» Problem description
Print every record exactly.

» Recorded data
□ □ □ □ □ □ □

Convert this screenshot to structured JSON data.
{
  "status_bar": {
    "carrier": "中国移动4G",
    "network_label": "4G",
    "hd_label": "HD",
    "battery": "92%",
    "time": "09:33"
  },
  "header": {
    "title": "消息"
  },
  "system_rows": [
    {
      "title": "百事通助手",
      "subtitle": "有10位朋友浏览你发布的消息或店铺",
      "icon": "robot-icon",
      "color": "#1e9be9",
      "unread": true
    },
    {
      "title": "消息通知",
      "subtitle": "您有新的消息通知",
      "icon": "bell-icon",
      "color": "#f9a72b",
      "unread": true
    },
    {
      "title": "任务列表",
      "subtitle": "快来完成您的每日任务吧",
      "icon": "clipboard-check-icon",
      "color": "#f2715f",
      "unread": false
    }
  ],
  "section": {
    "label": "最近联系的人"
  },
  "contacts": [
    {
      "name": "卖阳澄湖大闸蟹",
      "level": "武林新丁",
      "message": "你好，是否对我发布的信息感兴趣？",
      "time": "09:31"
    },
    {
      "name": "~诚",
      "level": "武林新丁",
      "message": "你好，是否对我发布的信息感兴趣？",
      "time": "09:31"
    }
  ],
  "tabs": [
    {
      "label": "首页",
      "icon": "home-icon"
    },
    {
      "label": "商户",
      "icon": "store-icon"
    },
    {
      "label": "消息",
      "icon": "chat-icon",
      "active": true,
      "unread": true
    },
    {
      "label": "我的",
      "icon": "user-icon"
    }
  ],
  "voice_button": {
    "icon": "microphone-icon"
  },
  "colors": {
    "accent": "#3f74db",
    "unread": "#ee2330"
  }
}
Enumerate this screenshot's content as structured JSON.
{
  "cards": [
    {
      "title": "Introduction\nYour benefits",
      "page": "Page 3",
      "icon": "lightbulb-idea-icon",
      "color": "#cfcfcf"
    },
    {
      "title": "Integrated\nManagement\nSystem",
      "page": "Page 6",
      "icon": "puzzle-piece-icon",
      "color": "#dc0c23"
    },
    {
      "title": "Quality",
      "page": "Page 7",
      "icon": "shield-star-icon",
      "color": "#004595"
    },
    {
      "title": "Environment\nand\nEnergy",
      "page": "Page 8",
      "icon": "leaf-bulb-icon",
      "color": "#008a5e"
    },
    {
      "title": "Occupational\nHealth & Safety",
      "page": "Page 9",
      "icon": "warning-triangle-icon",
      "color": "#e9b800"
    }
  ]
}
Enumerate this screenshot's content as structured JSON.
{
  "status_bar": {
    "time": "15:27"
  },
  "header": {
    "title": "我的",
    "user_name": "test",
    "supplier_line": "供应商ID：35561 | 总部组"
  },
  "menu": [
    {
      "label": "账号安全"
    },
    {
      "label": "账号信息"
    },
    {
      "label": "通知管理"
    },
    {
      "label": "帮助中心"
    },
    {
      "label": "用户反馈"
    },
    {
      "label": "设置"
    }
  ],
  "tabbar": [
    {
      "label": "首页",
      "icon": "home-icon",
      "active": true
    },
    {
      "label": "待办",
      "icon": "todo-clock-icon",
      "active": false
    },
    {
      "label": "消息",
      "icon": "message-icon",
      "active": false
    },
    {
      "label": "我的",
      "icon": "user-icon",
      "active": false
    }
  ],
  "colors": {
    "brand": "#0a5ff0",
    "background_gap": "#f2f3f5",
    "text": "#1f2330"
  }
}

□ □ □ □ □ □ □

» Response
Convert this screenshot to structured JSON data.
{
  "status_bar": {
    "carrier": "中国移动4G",
    "network_label": "4G",
    "hd_label": "HD",
    "battery": "92%",
    "time": "09:33"
  },
  "header": {
    "title": "消息"
  },
  "system_rows": [
    {
      "title": "百事通助手",
      "subtitle": "有10位朋友浏览你发布的消息或店铺",
      "icon": "robot-icon",
      "color": "#1e9be9",
      "unread": true
    },
    {
      "title": "消息通知",
      "subtitle": "您有新的消息通知",
      "icon": "bell-icon",
      "color": "#f9a72b",
      "unread": true
    },
    {
      "title": "任务列表",
      "subtitle": "快来完成您的每日任务吧",
      "icon": "clipboard-check-icon",
      "color": "#f2715f",
      "unread": false
    }
  ],
  "section": {
    "label": "最近联系的人"
  },
  "contacts": [
    {
      "name": "卖阳澄湖大闸蟹",
      "level": "武林新丁",
      "message": "你好，是否对我发布的信息感兴趣？",
      "time": "09:31"
    },
    {
      "name": "~诚",
      "level": "武林新丁",
      "message": "你好，是否对我发布的信息感兴趣？",
      "time": "09:31"
    }
  ],
  "tabs": [
    {
      "label": "首页",
      "icon": "home-icon"
    },
    {
      "label": "商户",
      "icon": "store-icon"
    },
    {
      "label": "消息",
      "icon": "chat-icon",
      "active": true,
      "unread": true
    },
    {
      "label": "我的",
      "icon": "user-icon"
    }
  ],
  "voice_button": {
    "icon": "microphone-icon"
  },
  "colors": {
    "accent": "#3f74db",
    "unread": "#ee2330"
  }
}
Enumerate this screenshot's content as structured JSON.
{
  "cards": [
    {
      "title": "Introduction\nYour benefits",
      "page": "Page 3",
      "icon": "lightbulb-idea-icon",
      "color": "#cfcfcf"
    },
    {
      "title": "Integrated\nManagement\nSystem",
      "page": "Page 6",
      "icon": "puzzle-piece-icon",
      "color": "#dc0c23"
    },
    {
      "title": "Quality",
      "page": "Page 7",
      "icon": "shield-star-icon",
      "color": "#004595"
    },
    {
      "title": "Environment\nand\nEnergy",
      "page": "Page 8",
      "icon": "leaf-bulb-icon",
      "color": "#008a5e"
    },
    {
      "title": "Occupational\nHealth & Safety",
      "page": "Page 9",
      "icon": "warning-triangle-icon",
      "color": "#e9b800"
    }
  ]
}
Enumerate this screenshot's content as structured JSON.
{
  "status_bar": {
    "time": "15:27"
  },
  "header": {
    "title": "我的",
    "user_name": "test",
    "supplier_line": "供应商ID：35561 | 总部组"
  },
  "menu": [
    {
      "label": "账号安全"
    },
    {
      "label": "账号信息"
    },
    {
      "label": "通知管理"
    },
    {
      "label": "帮助中心"
    },
    {
      "label": "用户反馈"
    },
    {
      "label": "设置"
    }
  ],
  "tabbar": [
    {
      "label": "首页",
      "icon": "home-icon",
      "active": true
    },
    {
      "label": "待办",
      "icon": "todo-clock-icon",
      "active": false
    },
    {
      "label": "消息",
      "icon": "message-icon",
      "active": false
    },
    {
      "label": "我的",
      "icon": "user-icon",
      "active": false
    }
  ],
  "colors": {
    "brand": "#0a5ff0",
    "background_gap": "#f2f3f5",
    "text": "#1f2330"
  }
}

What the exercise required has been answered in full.